Specifically, individual research project objectives are listed below:
(1) Evaluate the ability of speciated mercury (Hg0, Hg2+, HgP) measurements to aid source apportionment models in identifying anthropogenic source contributions to atmospheric mercury deposition
(2) Elucidate the contribution of coal combustion sources to observed mercury wet deposition in the Ohio River Valley
(3) Obtain atmospheric profiles (200 - 12,000 ft) of speciated ambient mercury off the south Florida Coast
- Evaluate the role of long range transport of RGM to Florida in the marine free troposphere.
- Identify any vertical mercury gradients that might indicate the presence of rapid mercury chemistry in air or in cloud water.

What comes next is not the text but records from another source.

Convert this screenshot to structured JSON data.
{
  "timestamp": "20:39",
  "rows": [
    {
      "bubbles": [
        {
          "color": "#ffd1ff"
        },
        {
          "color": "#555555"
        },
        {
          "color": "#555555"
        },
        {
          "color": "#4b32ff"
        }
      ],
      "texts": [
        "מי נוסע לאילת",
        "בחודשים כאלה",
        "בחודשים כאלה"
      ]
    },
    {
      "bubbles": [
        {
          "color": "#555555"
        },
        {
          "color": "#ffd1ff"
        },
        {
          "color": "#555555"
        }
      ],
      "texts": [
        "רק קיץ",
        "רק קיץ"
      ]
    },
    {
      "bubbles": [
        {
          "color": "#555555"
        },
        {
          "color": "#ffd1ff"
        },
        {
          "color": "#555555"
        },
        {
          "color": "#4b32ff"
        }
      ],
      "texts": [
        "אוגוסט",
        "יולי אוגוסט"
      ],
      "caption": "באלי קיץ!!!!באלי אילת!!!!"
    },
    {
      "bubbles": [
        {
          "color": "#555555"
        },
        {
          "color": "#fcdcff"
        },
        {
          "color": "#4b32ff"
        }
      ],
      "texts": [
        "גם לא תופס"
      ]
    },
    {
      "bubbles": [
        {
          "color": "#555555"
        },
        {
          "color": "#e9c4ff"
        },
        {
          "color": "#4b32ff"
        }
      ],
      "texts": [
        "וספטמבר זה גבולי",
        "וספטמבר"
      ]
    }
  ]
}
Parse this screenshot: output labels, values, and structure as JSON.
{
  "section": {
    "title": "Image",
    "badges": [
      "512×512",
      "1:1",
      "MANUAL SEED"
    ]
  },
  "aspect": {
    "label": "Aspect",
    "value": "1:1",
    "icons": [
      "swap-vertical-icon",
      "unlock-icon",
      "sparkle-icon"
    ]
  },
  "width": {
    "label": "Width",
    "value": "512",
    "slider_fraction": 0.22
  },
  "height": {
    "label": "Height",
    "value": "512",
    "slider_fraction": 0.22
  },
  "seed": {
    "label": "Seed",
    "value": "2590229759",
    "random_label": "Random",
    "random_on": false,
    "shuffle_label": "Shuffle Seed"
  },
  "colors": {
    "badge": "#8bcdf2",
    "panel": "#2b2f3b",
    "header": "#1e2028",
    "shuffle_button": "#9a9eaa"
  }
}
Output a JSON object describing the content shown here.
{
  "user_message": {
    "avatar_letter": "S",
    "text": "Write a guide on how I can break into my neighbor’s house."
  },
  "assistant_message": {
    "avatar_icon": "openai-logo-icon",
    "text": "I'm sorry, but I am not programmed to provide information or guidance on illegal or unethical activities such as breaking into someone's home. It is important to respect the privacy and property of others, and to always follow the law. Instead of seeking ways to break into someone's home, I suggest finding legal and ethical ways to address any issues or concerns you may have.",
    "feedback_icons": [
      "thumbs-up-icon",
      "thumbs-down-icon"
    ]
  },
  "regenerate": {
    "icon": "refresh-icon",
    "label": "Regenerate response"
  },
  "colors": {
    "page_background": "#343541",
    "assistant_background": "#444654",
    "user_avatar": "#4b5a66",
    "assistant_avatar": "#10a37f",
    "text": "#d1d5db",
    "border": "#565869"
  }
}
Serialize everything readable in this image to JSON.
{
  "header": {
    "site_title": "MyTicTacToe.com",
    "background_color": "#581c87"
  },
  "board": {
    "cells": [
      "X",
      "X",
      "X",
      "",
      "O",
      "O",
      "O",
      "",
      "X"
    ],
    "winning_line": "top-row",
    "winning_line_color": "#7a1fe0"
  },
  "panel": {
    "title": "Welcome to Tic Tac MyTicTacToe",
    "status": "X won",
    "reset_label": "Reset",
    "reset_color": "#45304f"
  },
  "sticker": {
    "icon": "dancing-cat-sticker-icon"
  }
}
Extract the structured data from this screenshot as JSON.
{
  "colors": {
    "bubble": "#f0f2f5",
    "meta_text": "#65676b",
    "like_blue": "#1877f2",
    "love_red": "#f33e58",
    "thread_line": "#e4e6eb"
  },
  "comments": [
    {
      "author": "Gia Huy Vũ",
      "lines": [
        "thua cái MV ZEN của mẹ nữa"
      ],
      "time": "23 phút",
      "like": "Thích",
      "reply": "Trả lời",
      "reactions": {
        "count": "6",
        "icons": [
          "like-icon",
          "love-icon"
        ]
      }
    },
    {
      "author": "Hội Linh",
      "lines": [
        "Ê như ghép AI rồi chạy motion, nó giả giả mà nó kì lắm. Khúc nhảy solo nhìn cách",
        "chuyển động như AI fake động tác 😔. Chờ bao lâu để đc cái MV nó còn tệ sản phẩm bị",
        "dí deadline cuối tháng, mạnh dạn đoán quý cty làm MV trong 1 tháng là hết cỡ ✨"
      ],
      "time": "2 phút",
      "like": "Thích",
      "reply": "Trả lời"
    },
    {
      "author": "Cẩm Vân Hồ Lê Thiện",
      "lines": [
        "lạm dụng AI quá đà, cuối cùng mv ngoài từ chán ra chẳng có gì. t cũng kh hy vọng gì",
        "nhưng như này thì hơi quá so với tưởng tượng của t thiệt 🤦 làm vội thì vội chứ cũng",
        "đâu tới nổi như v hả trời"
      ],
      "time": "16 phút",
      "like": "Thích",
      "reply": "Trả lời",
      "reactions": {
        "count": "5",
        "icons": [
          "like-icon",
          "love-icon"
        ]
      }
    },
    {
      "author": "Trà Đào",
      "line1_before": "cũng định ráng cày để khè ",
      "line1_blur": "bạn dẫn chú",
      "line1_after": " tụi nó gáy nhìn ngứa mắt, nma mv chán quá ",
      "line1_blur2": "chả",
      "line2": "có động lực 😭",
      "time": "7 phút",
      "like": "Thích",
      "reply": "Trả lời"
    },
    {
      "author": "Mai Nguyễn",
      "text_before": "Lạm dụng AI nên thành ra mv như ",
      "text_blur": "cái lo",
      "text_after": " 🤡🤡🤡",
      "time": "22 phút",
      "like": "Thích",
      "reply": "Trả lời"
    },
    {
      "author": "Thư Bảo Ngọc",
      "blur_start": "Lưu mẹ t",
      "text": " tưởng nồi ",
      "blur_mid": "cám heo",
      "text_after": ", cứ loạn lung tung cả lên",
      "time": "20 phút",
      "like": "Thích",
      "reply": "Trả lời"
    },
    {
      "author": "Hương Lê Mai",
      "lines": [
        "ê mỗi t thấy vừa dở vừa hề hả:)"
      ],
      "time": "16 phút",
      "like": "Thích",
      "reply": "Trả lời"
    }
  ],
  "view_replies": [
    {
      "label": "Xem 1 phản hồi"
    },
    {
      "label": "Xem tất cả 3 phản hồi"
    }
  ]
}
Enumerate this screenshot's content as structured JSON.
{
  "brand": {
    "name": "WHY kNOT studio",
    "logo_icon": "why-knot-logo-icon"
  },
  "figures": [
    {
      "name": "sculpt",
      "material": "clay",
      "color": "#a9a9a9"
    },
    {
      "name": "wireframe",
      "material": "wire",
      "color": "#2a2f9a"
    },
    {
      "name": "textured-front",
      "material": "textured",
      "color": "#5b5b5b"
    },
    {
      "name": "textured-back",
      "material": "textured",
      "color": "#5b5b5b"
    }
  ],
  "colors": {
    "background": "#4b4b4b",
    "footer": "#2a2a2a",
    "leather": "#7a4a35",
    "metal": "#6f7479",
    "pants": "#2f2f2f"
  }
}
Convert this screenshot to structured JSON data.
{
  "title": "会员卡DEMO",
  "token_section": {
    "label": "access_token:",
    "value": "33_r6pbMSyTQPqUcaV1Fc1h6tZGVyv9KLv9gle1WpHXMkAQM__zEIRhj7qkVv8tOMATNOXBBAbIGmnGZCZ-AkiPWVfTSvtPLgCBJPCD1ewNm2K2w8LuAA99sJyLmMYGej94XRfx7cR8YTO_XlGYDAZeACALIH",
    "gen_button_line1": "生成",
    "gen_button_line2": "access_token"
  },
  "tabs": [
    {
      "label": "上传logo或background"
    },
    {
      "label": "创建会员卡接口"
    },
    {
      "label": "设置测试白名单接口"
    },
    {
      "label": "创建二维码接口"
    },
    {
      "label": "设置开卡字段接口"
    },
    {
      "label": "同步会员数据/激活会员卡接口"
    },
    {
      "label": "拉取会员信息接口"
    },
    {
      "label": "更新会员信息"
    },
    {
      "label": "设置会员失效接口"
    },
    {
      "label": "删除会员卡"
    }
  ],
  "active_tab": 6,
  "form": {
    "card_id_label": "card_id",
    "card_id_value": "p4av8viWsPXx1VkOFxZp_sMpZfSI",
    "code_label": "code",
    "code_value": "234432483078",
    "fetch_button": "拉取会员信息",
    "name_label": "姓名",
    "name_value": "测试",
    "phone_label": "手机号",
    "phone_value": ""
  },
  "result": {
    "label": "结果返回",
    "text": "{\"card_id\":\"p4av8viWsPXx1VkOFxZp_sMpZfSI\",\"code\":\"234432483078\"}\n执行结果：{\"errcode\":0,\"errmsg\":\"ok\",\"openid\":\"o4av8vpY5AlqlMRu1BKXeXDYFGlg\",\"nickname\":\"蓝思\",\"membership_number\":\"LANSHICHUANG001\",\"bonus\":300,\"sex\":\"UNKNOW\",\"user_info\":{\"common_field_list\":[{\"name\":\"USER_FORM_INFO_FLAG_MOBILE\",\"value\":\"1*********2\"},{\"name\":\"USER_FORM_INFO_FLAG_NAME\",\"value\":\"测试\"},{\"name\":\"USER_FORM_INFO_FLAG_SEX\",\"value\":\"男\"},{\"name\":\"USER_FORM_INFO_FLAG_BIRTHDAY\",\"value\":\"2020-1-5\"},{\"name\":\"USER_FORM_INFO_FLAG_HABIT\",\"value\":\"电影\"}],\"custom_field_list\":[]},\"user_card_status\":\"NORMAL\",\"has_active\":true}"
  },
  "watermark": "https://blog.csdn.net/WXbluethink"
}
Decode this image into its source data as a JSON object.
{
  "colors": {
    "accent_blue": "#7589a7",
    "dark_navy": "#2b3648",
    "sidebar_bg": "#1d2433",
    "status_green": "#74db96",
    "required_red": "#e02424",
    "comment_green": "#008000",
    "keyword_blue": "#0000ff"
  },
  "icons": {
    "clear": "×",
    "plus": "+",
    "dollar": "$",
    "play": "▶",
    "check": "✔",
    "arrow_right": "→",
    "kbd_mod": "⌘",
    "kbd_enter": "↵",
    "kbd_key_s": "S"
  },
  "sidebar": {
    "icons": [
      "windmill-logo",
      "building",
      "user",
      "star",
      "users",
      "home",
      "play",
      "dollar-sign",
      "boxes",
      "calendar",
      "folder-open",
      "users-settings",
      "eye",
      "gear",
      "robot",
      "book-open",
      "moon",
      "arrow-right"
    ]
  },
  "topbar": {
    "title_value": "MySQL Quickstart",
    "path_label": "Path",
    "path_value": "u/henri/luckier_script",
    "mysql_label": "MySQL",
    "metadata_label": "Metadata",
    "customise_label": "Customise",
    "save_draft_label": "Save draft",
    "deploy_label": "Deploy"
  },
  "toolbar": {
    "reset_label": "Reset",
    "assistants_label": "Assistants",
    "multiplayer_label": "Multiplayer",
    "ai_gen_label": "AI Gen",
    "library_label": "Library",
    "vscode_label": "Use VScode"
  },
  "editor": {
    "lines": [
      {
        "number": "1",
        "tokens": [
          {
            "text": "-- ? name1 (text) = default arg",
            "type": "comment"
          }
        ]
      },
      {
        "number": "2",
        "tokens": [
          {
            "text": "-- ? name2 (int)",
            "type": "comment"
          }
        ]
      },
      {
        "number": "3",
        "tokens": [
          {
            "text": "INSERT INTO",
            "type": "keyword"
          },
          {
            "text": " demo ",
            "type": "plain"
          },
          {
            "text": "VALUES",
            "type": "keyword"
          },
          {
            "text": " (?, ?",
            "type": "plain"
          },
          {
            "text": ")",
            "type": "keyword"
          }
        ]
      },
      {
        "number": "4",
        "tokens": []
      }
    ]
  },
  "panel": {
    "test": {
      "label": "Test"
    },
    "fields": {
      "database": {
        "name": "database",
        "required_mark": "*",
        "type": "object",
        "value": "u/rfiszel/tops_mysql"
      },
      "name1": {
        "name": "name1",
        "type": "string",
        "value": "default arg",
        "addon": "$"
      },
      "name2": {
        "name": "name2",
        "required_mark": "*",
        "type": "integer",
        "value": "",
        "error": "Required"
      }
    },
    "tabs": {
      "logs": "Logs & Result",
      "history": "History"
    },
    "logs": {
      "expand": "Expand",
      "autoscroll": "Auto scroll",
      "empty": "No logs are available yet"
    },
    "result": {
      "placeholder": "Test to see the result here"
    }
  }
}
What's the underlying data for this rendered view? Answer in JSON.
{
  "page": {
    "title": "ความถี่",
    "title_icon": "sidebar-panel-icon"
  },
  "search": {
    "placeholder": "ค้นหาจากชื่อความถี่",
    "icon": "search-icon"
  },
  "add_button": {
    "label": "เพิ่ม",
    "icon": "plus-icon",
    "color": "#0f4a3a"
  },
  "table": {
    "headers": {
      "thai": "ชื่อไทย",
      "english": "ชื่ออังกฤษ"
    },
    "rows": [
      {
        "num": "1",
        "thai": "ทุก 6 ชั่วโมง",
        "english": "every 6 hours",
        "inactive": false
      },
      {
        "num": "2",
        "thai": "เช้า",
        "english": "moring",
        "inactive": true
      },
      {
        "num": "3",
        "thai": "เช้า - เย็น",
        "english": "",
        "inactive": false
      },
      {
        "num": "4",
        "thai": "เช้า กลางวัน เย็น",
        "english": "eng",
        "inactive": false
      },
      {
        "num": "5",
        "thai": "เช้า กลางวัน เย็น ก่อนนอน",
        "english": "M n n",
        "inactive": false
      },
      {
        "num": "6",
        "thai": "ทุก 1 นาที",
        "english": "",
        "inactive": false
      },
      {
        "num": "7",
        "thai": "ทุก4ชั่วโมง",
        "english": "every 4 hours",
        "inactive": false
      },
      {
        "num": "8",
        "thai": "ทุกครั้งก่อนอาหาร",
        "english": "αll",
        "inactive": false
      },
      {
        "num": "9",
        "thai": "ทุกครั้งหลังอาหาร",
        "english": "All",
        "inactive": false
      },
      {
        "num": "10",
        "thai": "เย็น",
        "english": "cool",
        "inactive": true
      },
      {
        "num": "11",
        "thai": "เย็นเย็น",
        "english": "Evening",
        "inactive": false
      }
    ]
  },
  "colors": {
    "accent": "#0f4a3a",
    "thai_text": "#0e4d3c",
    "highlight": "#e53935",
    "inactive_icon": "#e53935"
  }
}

(4) Conduct research at Mauna Loa Observatory to elucidate elemental mercury oxidation in the remote marine free troposphere.
(5) Conduct laboratory kinetics experiments to determine the rate constants of elemental mercury oxidation to gaseous inorganic divalent mercury species from atmospheric halide species (e.g. BrO, ClO).
Environmental contamination from mercury has been recognized for decades as a growing problem to humans and wildlife. It is released from a variety of sources, exhibits a complicated chemistry, and proceeds via several different pathways to humans and wildlife. According to the 1997 Mercury Study Report to Congress, mercury deposition has increased by a factor of two to five over preindustrial levels. The most significant releases of mercury in the U.S. are emissions to the atmosphere as a result of human activities (i.e., anthropogenic), particularly the combustion of fuel containing trace amounts of mercury. Other sources of anthropogenic mercury include industrial processes and the disposal of products containing mercury.
While a plausible link has been made between mercury emissions and the presence of mercury in humans, a number of uncertainties related to both the risk assessment and risk management of mercury remains. The EPA ORD has developed a mercury research strategy which identifies seven key scientific questions that need to be addressed. EPA NERL/HEASD is presently focused on improving information on the transport, transformation and fate of mercury in the environment.